Could you write out all the records once more, exactly?

Provided data START

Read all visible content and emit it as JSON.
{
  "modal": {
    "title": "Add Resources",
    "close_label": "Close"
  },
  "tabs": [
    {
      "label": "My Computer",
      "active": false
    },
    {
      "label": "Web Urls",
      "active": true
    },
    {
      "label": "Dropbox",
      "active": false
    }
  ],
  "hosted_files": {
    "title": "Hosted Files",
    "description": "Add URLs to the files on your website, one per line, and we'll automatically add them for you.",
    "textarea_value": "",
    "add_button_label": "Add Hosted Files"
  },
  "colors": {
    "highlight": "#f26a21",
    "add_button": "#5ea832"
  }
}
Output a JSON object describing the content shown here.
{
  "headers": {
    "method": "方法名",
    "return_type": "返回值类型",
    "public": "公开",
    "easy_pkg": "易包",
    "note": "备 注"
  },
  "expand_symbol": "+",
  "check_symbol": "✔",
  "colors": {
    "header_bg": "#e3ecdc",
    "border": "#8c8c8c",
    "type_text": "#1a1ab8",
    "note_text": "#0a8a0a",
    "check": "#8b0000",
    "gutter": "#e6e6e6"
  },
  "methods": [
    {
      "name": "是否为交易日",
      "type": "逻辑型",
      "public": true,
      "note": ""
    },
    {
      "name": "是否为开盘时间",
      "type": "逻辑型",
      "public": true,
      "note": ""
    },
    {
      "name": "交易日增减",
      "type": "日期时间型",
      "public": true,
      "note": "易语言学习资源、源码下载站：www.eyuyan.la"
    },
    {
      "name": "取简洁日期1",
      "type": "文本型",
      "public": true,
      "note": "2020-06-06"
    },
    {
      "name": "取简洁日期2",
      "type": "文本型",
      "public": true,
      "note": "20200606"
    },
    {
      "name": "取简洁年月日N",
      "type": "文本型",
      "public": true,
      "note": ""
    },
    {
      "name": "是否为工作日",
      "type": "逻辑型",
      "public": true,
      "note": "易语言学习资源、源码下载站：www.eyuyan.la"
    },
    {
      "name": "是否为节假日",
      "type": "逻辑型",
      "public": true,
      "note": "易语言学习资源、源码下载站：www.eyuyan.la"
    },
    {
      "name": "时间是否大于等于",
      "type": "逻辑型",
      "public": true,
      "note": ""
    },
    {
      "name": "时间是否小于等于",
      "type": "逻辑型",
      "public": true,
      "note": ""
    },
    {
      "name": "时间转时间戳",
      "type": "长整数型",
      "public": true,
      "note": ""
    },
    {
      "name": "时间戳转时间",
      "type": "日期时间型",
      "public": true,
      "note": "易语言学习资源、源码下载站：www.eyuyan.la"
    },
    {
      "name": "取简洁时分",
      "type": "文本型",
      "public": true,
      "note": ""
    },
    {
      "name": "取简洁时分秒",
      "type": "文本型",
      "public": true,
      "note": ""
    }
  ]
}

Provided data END

• **Solved exercise**:
Read all visible content and emit it as JSON.
{
  "modal": {
    "title": "Add Resources",
    "close_label": "Close"
  },
  "tabs": [
    {
      "label": "My Computer",
      "active": false
    },
    {
      "label": "Web Urls",
      "active": true
    },
    {
      "label": "Dropbox",
      "active": false
    }
  ],
  "hosted_files": {
    "title": "Hosted Files",
    "description": "Add URLs to the files on your website, one per line, and we'll automatically add them for you.",
    "textarea_value": "",
    "add_button_label": "Add Hosted Files"
  },
  "colors": {
    "highlight": "#f26a21",
    "add_button": "#5ea832"
  }
}
Output a JSON object describing the content shown here.
{
  "headers": {
    "method": "方法名",
    "return_type": "返回值类型",
    "public": "公开",
    "easy_pkg": "易包",
    "note": "备 注"
  },
  "expand_symbol": "+",
  "check_symbol": "✔",
  "colors": {
    "header_bg": "#e3ecdc",
    "border": "#8c8c8c",
    "type_text": "#1a1ab8",
    "note_text": "#0a8a0a",
    "check": "#8b0000",
    "gutter": "#e6e6e6"
  },
  "methods": [
    {
      "name": "是否为交易日",
      "type": "逻辑型",
      "public": true,
      "note": ""
    },
    {
      "name": "是否为开盘时间",
      "type": "逻辑型",
      "public": true,
      "note": ""
    },
    {
      "name": "交易日增减",
      "type": "日期时间型",
      "public": true,
      "note": "易语言学习资源、源码下载站：www.eyuyan.la"
    },
    {
      "name": "取简洁日期1",
      "type": "文本型",
      "public": true,
      "note": "2020-06-06"
    },
    {
      "name": "取简洁日期2",
      "type": "文本型",
      "public": true,
      "note": "20200606"
    },
    {
      "name": "取简洁年月日N",
      "type": "文本型",
      "public": true,
      "note": ""
    },
    {
      "name": "是否为工作日",
      "type": "逻辑型",
      "public": true,
      "note": "易语言学习资源、源码下载站：www.eyuyan.la"
    },
    {
      "name": "是否为节假日",
      "type": "逻辑型",
      "public": true,
      "note": "易语言学习资源、源码下载站：www.eyuyan.la"
    },
    {
      "name": "时间是否大于等于",
      "type": "逻辑型",
      "public": true,
      "note": ""
    },
    {
      "name": "时间是否小于等于",
      "type": "逻辑型",
      "public": true,
      "note": ""
    },
    {
      "name": "时间转时间戳",
      "type": "长整数型",
      "public": true,
      "note": ""
    },
    {
      "name": "时间戳转时间",
      "type": "日期时间型",
      "public": true,
      "note": "易语言学习资源、源码下载站：www.eyuyan.la"
    },
    {
      "name": "取简洁时分",
      "type": "文本型",
      "public": true,
      "note": ""
    },
    {
      "name": "取简洁时分秒",
      "type": "文本型",
      "public": true,
      "note": ""
    }
  ]
}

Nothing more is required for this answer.